Aldea Zama: Birds Around our Tulum Condo
We spent the middle of our Yucatan trip in and around Tulum. It’s a former hidden eco-chic getaway that now suffers from its own success. Posh (i.e. WAY-overpriced) hotels and chic-ly named condominiums dominate. The visitors are a bunch of broke ravers and DJ aficionados alongside hedge fund bros in white linen and yoga ladies on bikes. Tulum itself is not a birding hotspot. Still, there’s beauty and adventure to be had. There are several sets of ruins within a short drive (Coba and Muyil). Tulum has beachfront ruins. The amazing-looking Sian Ka’an Preserve is near. The highlight of the area for us was, by far, the cenotes – limestone sinkholes filled with crystal clear water. Some are great for snorkeling. Others offer scuba diving. Tankatch Ha, near Coba, is a cave almost 100 feet down from the surface, and has a platform for jumping in (highly recommended). The cenotes are unique, dazzling, and magical. Don’t miss them. And the beach is nice if that’s your jam.

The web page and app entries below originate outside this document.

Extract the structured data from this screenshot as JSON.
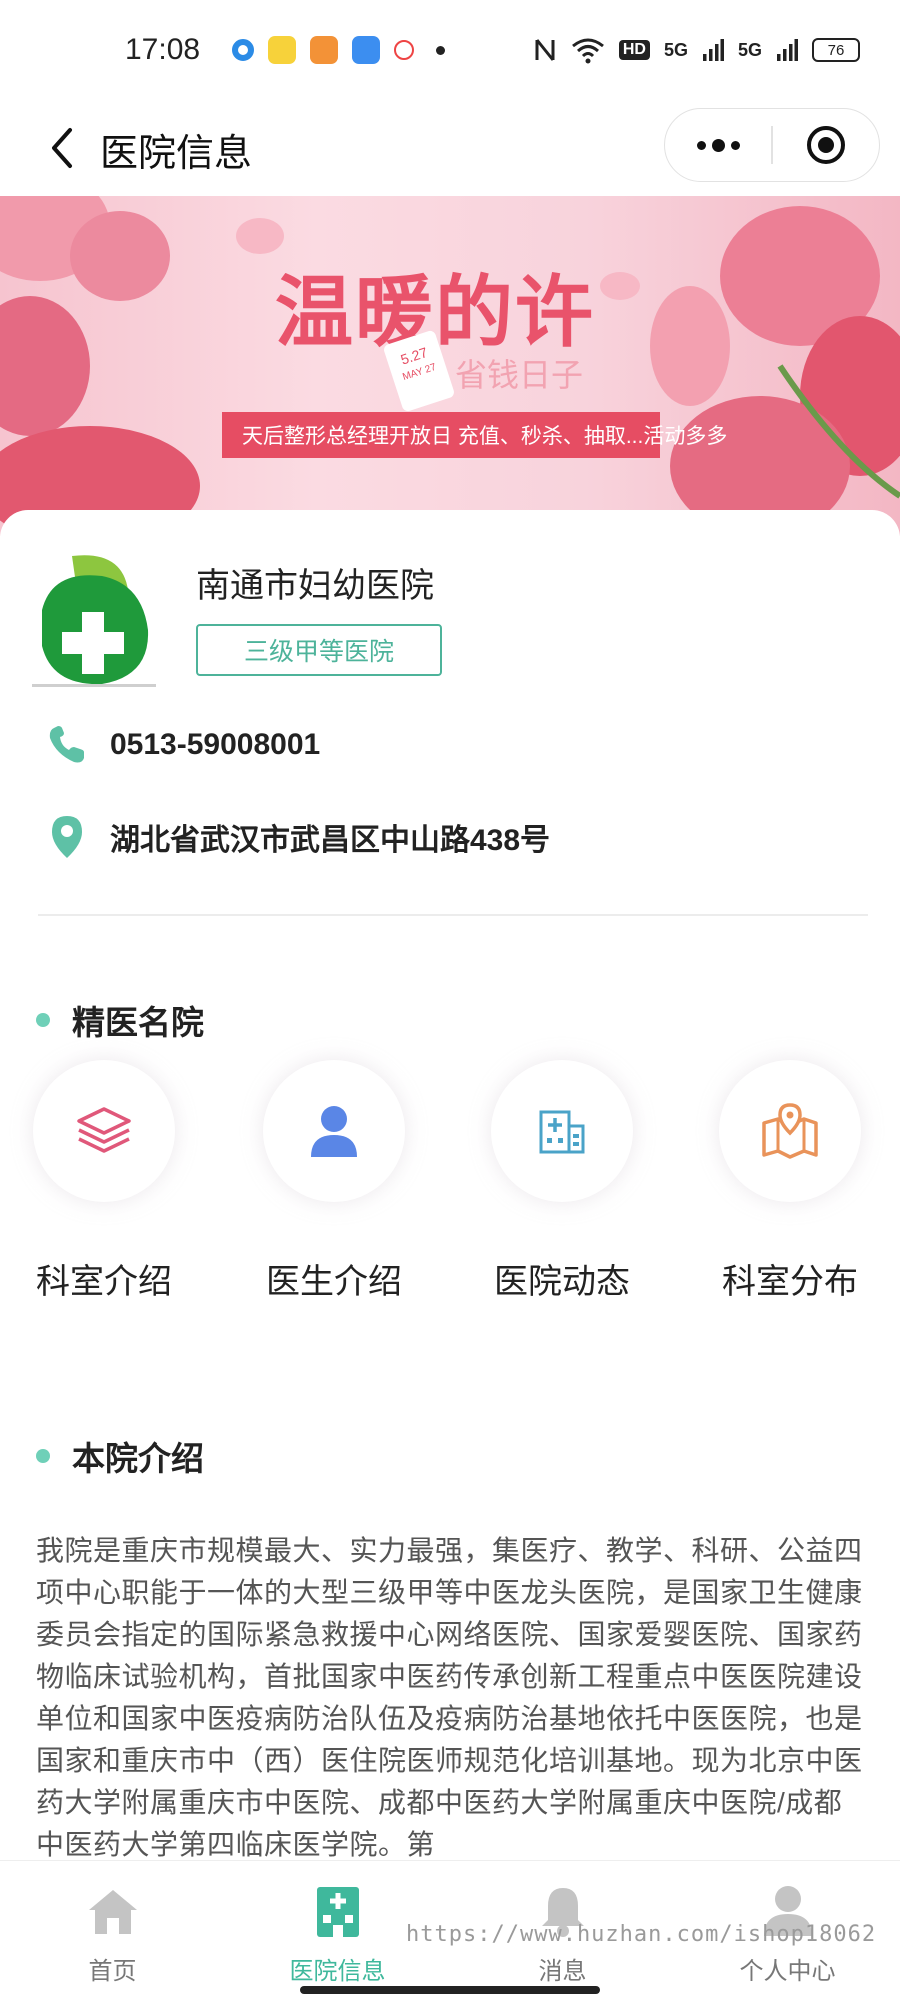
{
  "status_bar": {
    "time": "17:08",
    "network_5g_1": "5G",
    "network_5g_2": "5G",
    "hd_label": "HD",
    "battery": "76"
  },
  "nav": {
    "title": "医院信息",
    "back_icon": "chevron-left-icon",
    "more_icon": "more-dots-icon",
    "close_icon": "target-circle-icon"
  },
  "banner": {
    "headline": "温暖的许",
    "subline": "省钱日子",
    "tag_date": "5.27",
    "tag_month": "MAY 27",
    "strip_text": "天后整形总经理开放日 充值、秒杀、抽取...活动多多"
  },
  "hospital": {
    "name": "南通市妇幼医院",
    "level": "三级甲等医院",
    "phone": "0513-59008001",
    "address": "湖北省武汉市武昌区中山路438号",
    "accent_color": "#4db39a"
  },
  "sections": {
    "featured_title": "精医名院",
    "intro_title": "本院介绍"
  },
  "features": [
    {
      "label": "科室介绍",
      "icon": "layers-icon",
      "color": "#e0587a"
    },
    {
      "label": "医生介绍",
      "icon": "person-icon",
      "color": "#5a86e6"
    },
    {
      "label": "医院动态",
      "icon": "hospital-building-icon",
      "color": "#4aa3c8"
    },
    {
      "label": "科室分布",
      "icon": "map-pin-icon",
      "color": "#e9935a"
    }
  ],
  "intro_text": "我院是重庆市规模最大、实力最强，集医疗、教学、科研、公益四项中心职能于一体的大型三级甲等中医龙头医院，是国家卫生健康委员会指定的国际紧急救援中心网络医院、国家爱婴医院、国家药物临床试验机构，首批国家中医药传承创新工程重点中医医院建设单位和国家中医疫病防治队伍及疫病防治基地依托中医医院，也是国家和重庆市中（西）医住院医师规范化培训基地。现为北京中医药大学附属重庆市中医院、成都中医药大学附属重庆中医院/成都中医药大学第四临床医学院。第",
  "tabs": [
    {
      "label": "首页",
      "icon": "home-icon"
    },
    {
      "label": "医院信息",
      "icon": "hospital-icon"
    },
    {
      "label": "消息",
      "icon": "bell-icon"
    },
    {
      "label": "个人中心",
      "icon": "user-icon"
    }
  ],
  "active_tab_color": "#3fb89c",
  "watermark": "https://www.huzhan.com/ishop18062"
}
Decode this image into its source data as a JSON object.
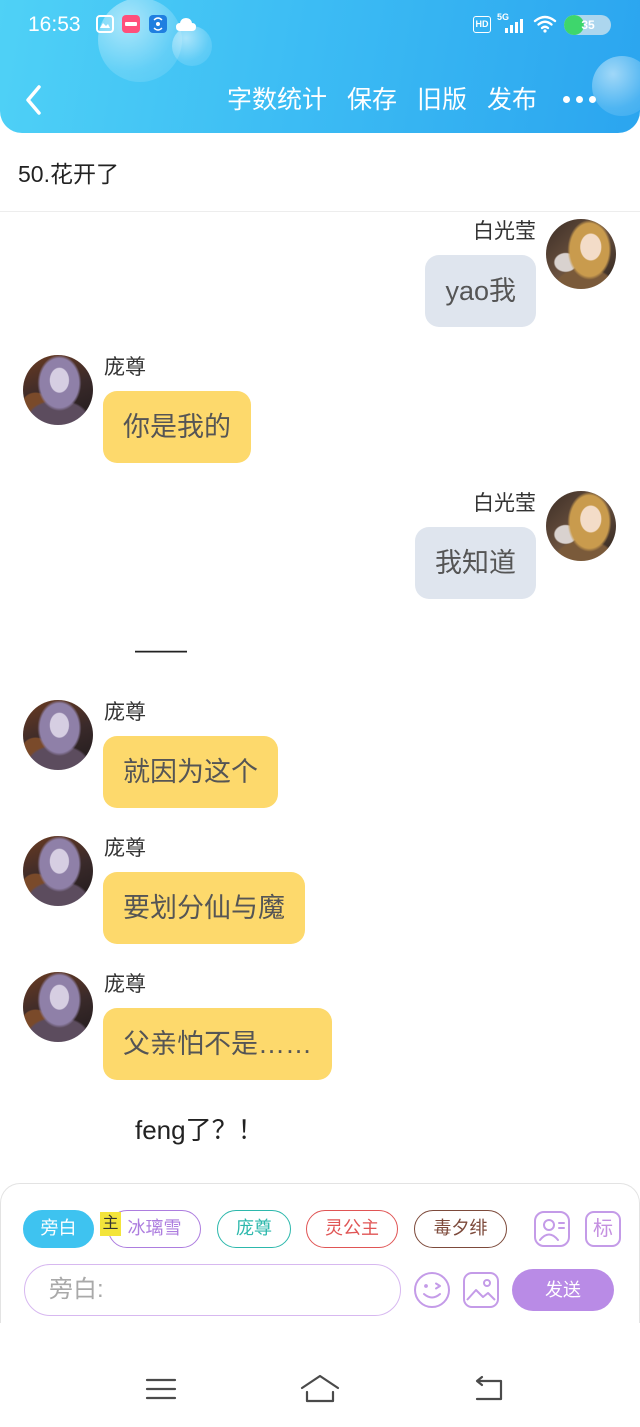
{
  "status_bar": {
    "time": "16:53",
    "hd_label": "HD",
    "network_label": "5G",
    "battery_level": "35",
    "icons": [
      "gallery-notification-icon",
      "app-notification-icon",
      "hotspot-icon",
      "cloud-icon",
      "signal-icon",
      "wifi-icon",
      "battery-icon"
    ]
  },
  "header": {
    "back_icon": "chevron-left-icon",
    "actions": [
      "字数统计",
      "保存",
      "旧版",
      "发布"
    ],
    "more_icon": "more-dots-icon"
  },
  "chapter": {
    "title": "50.花开了"
  },
  "messages": [
    {
      "speaker": "白光莹",
      "text": "yao我",
      "outgoing": true
    },
    {
      "speaker": "庞尊",
      "text": "你是我的",
      "outgoing": false
    },
    {
      "speaker": "白光莹",
      "text": "我知道",
      "outgoing": true
    },
    {
      "narration": "——"
    },
    {
      "speaker": "庞尊",
      "text": "就因为这个",
      "outgoing": false
    },
    {
      "speaker": "庞尊",
      "text": "要划分仙与魔",
      "outgoing": false
    },
    {
      "speaker": "庞尊",
      "text": "父亲怕不是……",
      "outgoing": false
    },
    {
      "narration": "feng了？！"
    }
  ],
  "composer": {
    "roles": [
      {
        "label": "旁白",
        "active": true,
        "color": "#3ec3f0"
      },
      {
        "label": "冰璃雪",
        "active": false,
        "color": "#ad7ddf"
      },
      {
        "label": "庞尊",
        "active": false,
        "color": "#2db8ac"
      },
      {
        "label": "灵公主",
        "active": false,
        "color": "#e05555"
      },
      {
        "label": "毒夕绯",
        "active": false,
        "color": "#7d4a3b"
      }
    ],
    "main_tag": "主",
    "role_manage_icon": "person-card-icon",
    "mark_label": "标",
    "input_placeholder": "旁白:",
    "emoji_icon": "smiley-icon",
    "image_icon": "image-icon",
    "send_label": "发送"
  },
  "system_nav": {
    "icons": [
      "menu-icon",
      "home-icon",
      "back-icon"
    ]
  },
  "colors": {
    "header_gradient_start": "#4fd1f6",
    "header_gradient_end": "#2ba5ef",
    "incoming_bubble": "#fdd96c",
    "outgoing_bubble": "#dfe5ee",
    "accent_purple": "#b98be6"
  }
}
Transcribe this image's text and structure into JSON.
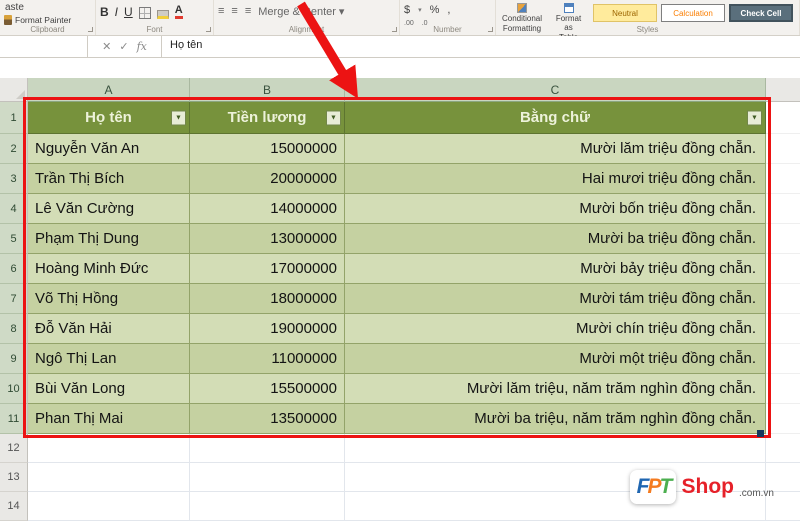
{
  "ribbon": {
    "paste_fragment": "aste",
    "format_painter": "Format Painter",
    "bold": "B",
    "italic": "I",
    "underline": "U",
    "font_color_letter": "A",
    "merge_center": "Merge & Center",
    "currency": "$",
    "percent": "%",
    "comma": ",",
    "increase_decimal": ".00",
    "decrease_decimal": ".0",
    "conditional_line1": "Conditional",
    "conditional_line2": "Formatting",
    "format_table_line1": "Format as",
    "format_table_line2": "Table",
    "style_chips": [
      "Neutral",
      "Calculation",
      "Check Cell"
    ],
    "group_labels": {
      "clipboard": "Clipboard",
      "font": "Font",
      "alignment": "Alignment",
      "number": "Number",
      "styles": "Styles"
    }
  },
  "formula_bar": {
    "name_box": "",
    "cancel": "✕",
    "enter": "✓",
    "fx": "fx",
    "content": "Họ tên"
  },
  "icons": {
    "dropdown": "▾",
    "filter": "▼",
    "align": "≡"
  },
  "sheet": {
    "column_letters": [
      "A",
      "B",
      "C"
    ],
    "row_numbers": [
      "1",
      "2",
      "3",
      "4",
      "5",
      "6",
      "7",
      "8",
      "9",
      "10",
      "11",
      "12",
      "13",
      "14"
    ],
    "table": {
      "headers": [
        "Họ tên",
        "Tiền lương",
        "Bằng chữ"
      ],
      "rows": [
        {
          "name": "Nguyễn Văn An",
          "salary": "15000000",
          "text": "Mười lăm triệu đồng chẵn."
        },
        {
          "name": "Trần Thị Bích",
          "salary": "20000000",
          "text": "Hai mươi triệu đồng chẵn."
        },
        {
          "name": "Lê Văn Cường",
          "salary": "14000000",
          "text": "Mười bốn triệu đồng chẵn."
        },
        {
          "name": "Phạm Thị Dung",
          "salary": "13000000",
          "text": "Mười ba triệu đồng chẵn."
        },
        {
          "name": "Hoàng Minh Đức",
          "salary": "17000000",
          "text": "Mười bảy triệu đồng chẵn."
        },
        {
          "name": "Võ Thị Hồng",
          "salary": "18000000",
          "text": "Mười tám triệu đồng chẵn."
        },
        {
          "name": "Đỗ Văn Hải",
          "salary": "19000000",
          "text": "Mười chín triệu đồng chẵn."
        },
        {
          "name": "Ngô Thị Lan",
          "salary": "11000000",
          "text": "Mười một triệu đồng chẵn."
        },
        {
          "name": "Bùi Văn Long",
          "salary": "15500000",
          "text": "Mười lăm triệu, năm trăm nghìn đồng chẵn."
        },
        {
          "name": "Phan Thị Mai",
          "salary": "13500000",
          "text": "Mười ba triệu, năm trăm nghìn đồng chẵn."
        }
      ]
    }
  },
  "watermark": {
    "f": "F",
    "p": "P",
    "t": "T",
    "shop": "Shop",
    "suffix": ".com.vn"
  },
  "colors": {
    "table_header_bg": "#77923C",
    "band_light": "#D3DDB6",
    "band_dark": "#C6D2A2",
    "annotation_red": "#EC1313",
    "neutral_bg": "#FFEB9C",
    "neutral_text": "#9C6500",
    "calculation_text": "#FA7D00",
    "check_cell_bg": "#5A6F7C"
  }
}
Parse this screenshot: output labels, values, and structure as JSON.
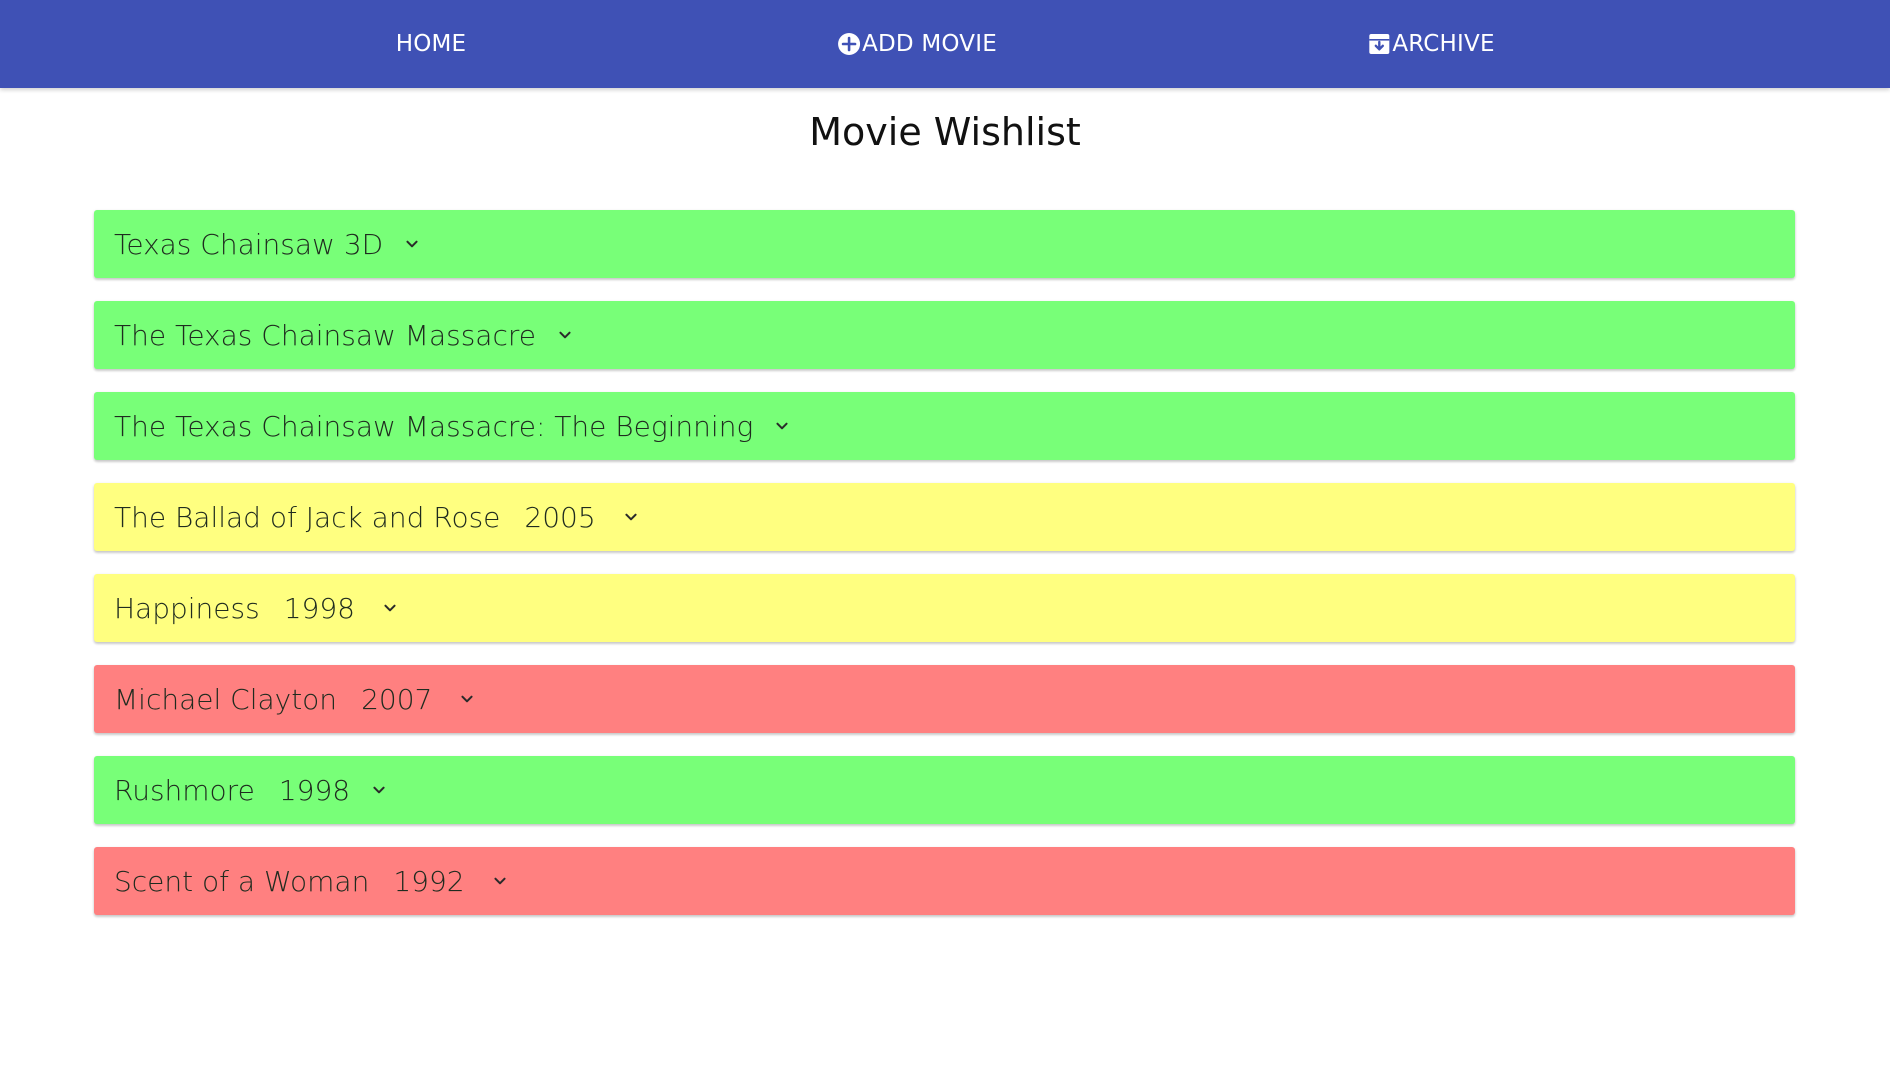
{
  "nav": {
    "home_label": "HOME",
    "add_label": "ADD MOVIE",
    "archive_label": "ARCHIVE",
    "add_icon": "add-circle-icon",
    "archive_icon": "archive-icon"
  },
  "page": {
    "title": "Movie Wishlist"
  },
  "colors": {
    "navbar": "#3f51b5",
    "green": "#78ff78",
    "yellow": "#ffff80",
    "red": "#ff8080"
  },
  "movies": [
    {
      "title": "Texas Chainsaw 3D",
      "year": "",
      "status": "green"
    },
    {
      "title": "The Texas Chainsaw Massacre",
      "year": "",
      "status": "green"
    },
    {
      "title": "The Texas Chainsaw Massacre: The Beginning",
      "year": "",
      "status": "green"
    },
    {
      "title": "The Ballad of Jack and Rose",
      "year": "2005",
      "status": "yellow"
    },
    {
      "title": "Happiness",
      "year": "1998",
      "status": "yellow"
    },
    {
      "title": "Michael Clayton",
      "year": "2007",
      "status": "red"
    },
    {
      "title": "Rushmore",
      "year": "1998",
      "status": "green"
    },
    {
      "title": "Scent of a Woman",
      "year": "1992",
      "status": "red"
    }
  ]
}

We stayed in a rental in an area known as Aldea Zama. It’s a big flat area of jungle between town and the beach that has turned into a theme park of condominium complexes. Don’t get me wrong – we loved having air conditioning, a kitchen and a couch, and a nice swimming pool outside our door for our five night stay. When a couple family members felt sick for a couple of days, the condo was a trip saver. And all the buildings and construction sites provided a lot of jungle edge that gave me a chance to find some birds. On various morning and afternoon walks, I picked up eight lifers: the ubiquitous Yucatan Jay, Yucatan Woodpecker, Yucatan Vireo, Scrub Euphonia, Black-cowled Oriole, White-fronted Parrot, Yellow-lored Parrot, and Olive-throated Parakeet. I never found any big or mixed flocks, though.
Social Flycatchers and Masked Tityra were regulars on snags, while Roadside Hawk preferred mid-level cover.
One day, the boys and I headed to the beachfront ruins in Tulum. It’s a popular tourist destination, so unlike the bigger and better ruins at Coba, or the awesome birdiness of empty Muyil, there is a line to stand in. Happily, a family of pretty tame coati provided free entertainment. It was super windy (not unusual during January from what I’m told). The iguanas didn’t seem to mind, but it kept the bird activity down. Don’t expect a big list here.